--- START ---

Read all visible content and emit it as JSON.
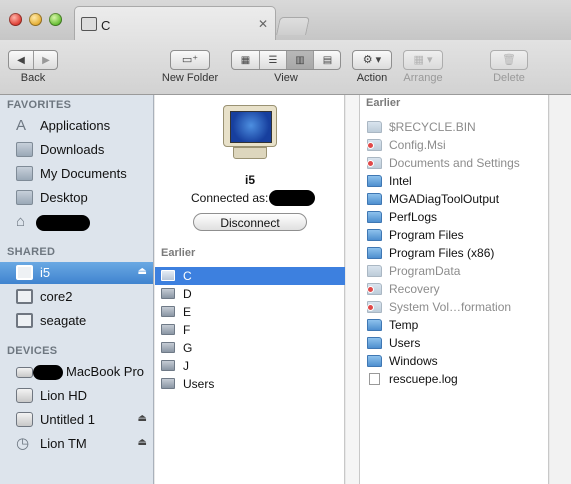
{
  "window": {
    "tab_title": "C"
  },
  "toolbar": {
    "back_label": "Back",
    "new_folder_label": "New Folder",
    "view_label": "View",
    "action_label": "Action",
    "arrange_label": "Arrange",
    "delete_label": "Delete"
  },
  "sidebar": {
    "favorites_heading": "FAVORITES",
    "favorites": [
      {
        "label": "Applications",
        "icon": "applications-icon"
      },
      {
        "label": "Downloads",
        "icon": "folder-icon"
      },
      {
        "label": "My Documents",
        "icon": "folder-icon"
      },
      {
        "label": "Desktop",
        "icon": "folder-icon"
      },
      {
        "label": "",
        "icon": "home-icon"
      }
    ],
    "shared_heading": "SHARED",
    "shared": [
      {
        "label": "i5",
        "icon": "screen-icon",
        "selected": true,
        "eject": true
      },
      {
        "label": "core2",
        "icon": "screen-icon"
      },
      {
        "label": "seagate",
        "icon": "screen-icon"
      }
    ],
    "devices_heading": "DEVICES",
    "devices": [
      {
        "label": "MacBook Pro",
        "icon": "laptop-icon"
      },
      {
        "label": "Lion HD",
        "icon": "disk-icon"
      },
      {
        "label": "Untitled 1",
        "icon": "disk-icon",
        "eject": true
      },
      {
        "label": "Lion TM",
        "icon": "time-machine-icon",
        "eject": true
      }
    ]
  },
  "server": {
    "name": "i5",
    "connected_as": "Connected as:",
    "disconnect_label": "Disconnect",
    "section_heading": "Earlier",
    "shares": [
      "C",
      "D",
      "E",
      "F",
      "G",
      "J",
      "Users"
    ],
    "selected_share": "C"
  },
  "contents": {
    "section_heading": "Earlier",
    "items": [
      {
        "name": "$RECYCLE.BIN",
        "type": "folder",
        "dim": true
      },
      {
        "name": "Config.Msi",
        "type": "folder",
        "dim": true,
        "badge": true
      },
      {
        "name": "Documents and Settings",
        "type": "folder",
        "dim": true,
        "badge": true
      },
      {
        "name": "Intel",
        "type": "folder"
      },
      {
        "name": "MGADiagToolOutput",
        "type": "folder"
      },
      {
        "name": "PerfLogs",
        "type": "folder"
      },
      {
        "name": "Program Files",
        "type": "folder"
      },
      {
        "name": "Program Files (x86)",
        "type": "folder"
      },
      {
        "name": "ProgramData",
        "type": "folder",
        "dim": true
      },
      {
        "name": "Recovery",
        "type": "folder",
        "dim": true,
        "badge": true
      },
      {
        "name": "System Vol…formation",
        "type": "folder",
        "dim": true,
        "badge": true
      },
      {
        "name": "Temp",
        "type": "folder"
      },
      {
        "name": "Users",
        "type": "folder"
      },
      {
        "name": "Windows",
        "type": "folder"
      },
      {
        "name": "rescuepe.log",
        "type": "file"
      }
    ]
  },
  "colors": {
    "selection": "#3d80df",
    "sidebar_bg": "#dde4ec",
    "folder_blue": "#4e8fcf"
  }
}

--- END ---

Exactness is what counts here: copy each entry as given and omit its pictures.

Answer
Read all visible content and emit it as JSON.
{
  "window": {
    "tab_title": "C"
  },
  "toolbar": {
    "back_label": "Back",
    "new_folder_label": "New Folder",
    "view_label": "View",
    "action_label": "Action",
    "arrange_label": "Arrange",
    "delete_label": "Delete"
  },
  "sidebar": {
    "favorites_heading": "FAVORITES",
    "favorites": [
      {
        "label": "Applications",
        "icon": "applications-icon"
      },
      {
        "label": "Downloads",
        "icon": "folder-icon"
      },
      {
        "label": "My Documents",
        "icon": "folder-icon"
      },
      {
        "label": "Desktop",
        "icon": "folder-icon"
      },
      {
        "label": "",
        "icon": "home-icon"
      }
    ],
    "shared_heading": "SHARED",
    "shared": [
      {
        "label": "i5",
        "icon": "screen-icon",
        "selected": true,
        "eject": true
      },
      {
        "label": "core2",
        "icon": "screen-icon"
      },
      {
        "label": "seagate",
        "icon": "screen-icon"
      }
    ],
    "devices_heading": "DEVICES",
    "devices": [
      {
        "label": "MacBook Pro",
        "icon": "laptop-icon"
      },
      {
        "label": "Lion HD",
        "icon": "disk-icon"
      },
      {
        "label": "Untitled 1",
        "icon": "disk-icon",
        "eject": true
      },
      {
        "label": "Lion TM",
        "icon": "time-machine-icon",
        "eject": true
      }
    ]
  },
  "server": {
    "name": "i5",
    "connected_as": "Connected as:",
    "disconnect_label": "Disconnect",
    "section_heading": "Earlier",
    "shares": [
      "C",
      "D",
      "E",
      "F",
      "G",
      "J",
      "Users"
    ],
    "selected_share": "C"
  },
  "contents": {
    "section_heading": "Earlier",
    "items": [
      {
        "name": "$RECYCLE.BIN",
        "type": "folder",
        "dim": true
      },
      {
        "name": "Config.Msi",
        "type": "folder",
        "dim": true,
        "badge": true
      },
      {
        "name": "Documents and Settings",
        "type": "folder",
        "dim": true,
        "badge": true
      },
      {
        "name": "Intel",
        "type": "folder"
      },
      {
        "name": "MGADiagToolOutput",
        "type": "folder"
      },
      {
        "name": "PerfLogs",
        "type": "folder"
      },
      {
        "name": "Program Files",
        "type": "folder"
      },
      {
        "name": "Program Files (x86)",
        "type": "folder"
      },
      {
        "name": "ProgramData",
        "type": "folder",
        "dim": true
      },
      {
        "name": "Recovery",
        "type": "folder",
        "dim": true,
        "badge": true
      },
      {
        "name": "System Vol…formation",
        "type": "folder",
        "dim": true,
        "badge": true
      },
      {
        "name": "Temp",
        "type": "folder"
      },
      {
        "name": "Users",
        "type": "folder"
      },
      {
        "name": "Windows",
        "type": "folder"
      },
      {
        "name": "rescuepe.log",
        "type": "file"
      }
    ]
  },
  "colors": {
    "selection": "#3d80df",
    "sidebar_bg": "#dde4ec",
    "folder_blue": "#4e8fcf"
  }
}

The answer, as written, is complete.